• **Action item**
Write out every entry exactly as it stands.
[[ Record extracts, beginning ]]
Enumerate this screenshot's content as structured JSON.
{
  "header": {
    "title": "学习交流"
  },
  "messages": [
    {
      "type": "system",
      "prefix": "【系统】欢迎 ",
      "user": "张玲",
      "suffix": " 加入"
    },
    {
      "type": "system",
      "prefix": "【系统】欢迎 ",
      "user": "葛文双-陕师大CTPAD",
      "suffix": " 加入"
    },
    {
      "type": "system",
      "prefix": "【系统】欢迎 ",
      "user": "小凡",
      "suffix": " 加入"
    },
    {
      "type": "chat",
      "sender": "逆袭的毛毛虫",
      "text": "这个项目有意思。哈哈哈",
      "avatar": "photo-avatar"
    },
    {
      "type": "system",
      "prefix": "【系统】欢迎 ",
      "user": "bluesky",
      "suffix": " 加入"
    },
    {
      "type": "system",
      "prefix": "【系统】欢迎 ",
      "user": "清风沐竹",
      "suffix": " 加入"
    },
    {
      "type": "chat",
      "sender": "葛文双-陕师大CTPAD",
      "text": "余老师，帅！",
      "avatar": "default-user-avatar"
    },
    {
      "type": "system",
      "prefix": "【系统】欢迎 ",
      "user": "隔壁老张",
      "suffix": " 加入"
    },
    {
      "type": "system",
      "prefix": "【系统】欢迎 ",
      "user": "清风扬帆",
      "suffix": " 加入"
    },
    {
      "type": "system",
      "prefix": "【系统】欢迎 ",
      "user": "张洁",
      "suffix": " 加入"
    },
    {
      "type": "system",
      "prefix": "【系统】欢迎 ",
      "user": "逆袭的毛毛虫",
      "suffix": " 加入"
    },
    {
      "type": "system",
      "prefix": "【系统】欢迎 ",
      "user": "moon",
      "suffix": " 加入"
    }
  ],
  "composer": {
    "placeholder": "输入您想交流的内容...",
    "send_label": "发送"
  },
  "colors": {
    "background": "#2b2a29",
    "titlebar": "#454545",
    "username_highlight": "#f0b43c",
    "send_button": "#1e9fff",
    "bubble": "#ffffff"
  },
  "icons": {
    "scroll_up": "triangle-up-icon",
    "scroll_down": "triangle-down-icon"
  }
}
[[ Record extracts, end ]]
• **Output of the exercise**
Enumerate this screenshot's content as structured JSON.
{
  "header": {
    "title": "学习交流"
  },
  "messages": [
    {
      "type": "system",
      "prefix": "【系统】欢迎 ",
      "user": "张玲",
      "suffix": " 加入"
    },
    {
      "type": "system",
      "prefix": "【系统】欢迎 ",
      "user": "葛文双-陕师大CTPAD",
      "suffix": " 加入"
    },
    {
      "type": "system",
      "prefix": "【系统】欢迎 ",
      "user": "小凡",
      "suffix": " 加入"
    },
    {
      "type": "chat",
      "sender": "逆袭的毛毛虫",
      "text": "这个项目有意思。哈哈哈",
      "avatar": "photo-avatar"
    },
    {
      "type": "system",
      "prefix": "【系统】欢迎 ",
      "user": "bluesky",
      "suffix": " 加入"
    },
    {
      "type": "system",
      "prefix": "【系统】欢迎 ",
      "user": "清风沐竹",
      "suffix": " 加入"
    },
    {
      "type": "chat",
      "sender": "葛文双-陕师大CTPAD",
      "text": "余老师，帅！",
      "avatar": "default-user-avatar"
    },
    {
      "type": "system",
      "prefix": "【系统】欢迎 ",
      "user": "隔壁老张",
      "suffix": " 加入"
    },
    {
      "type": "system",
      "prefix": "【系统】欢迎 ",
      "user": "清风扬帆",
      "suffix": " 加入"
    },
    {
      "type": "system",
      "prefix": "【系统】欢迎 ",
      "user": "张洁",
      "suffix": " 加入"
    },
    {
      "type": "system",
      "prefix": "【系统】欢迎 ",
      "user": "逆袭的毛毛虫",
      "suffix": " 加入"
    },
    {
      "type": "system",
      "prefix": "【系统】欢迎 ",
      "user": "moon",
      "suffix": " 加入"
    }
  ],
  "composer": {
    "placeholder": "输入您想交流的内容...",
    "send_label": "发送"
  },
  "colors": {
    "background": "#2b2a29",
    "titlebar": "#454545",
    "username_highlight": "#f0b43c",
    "send_button": "#1e9fff",
    "bubble": "#ffffff"
  },
  "icons": {
    "scroll_up": "triangle-up-icon",
    "scroll_down": "triangle-down-icon"
  }
}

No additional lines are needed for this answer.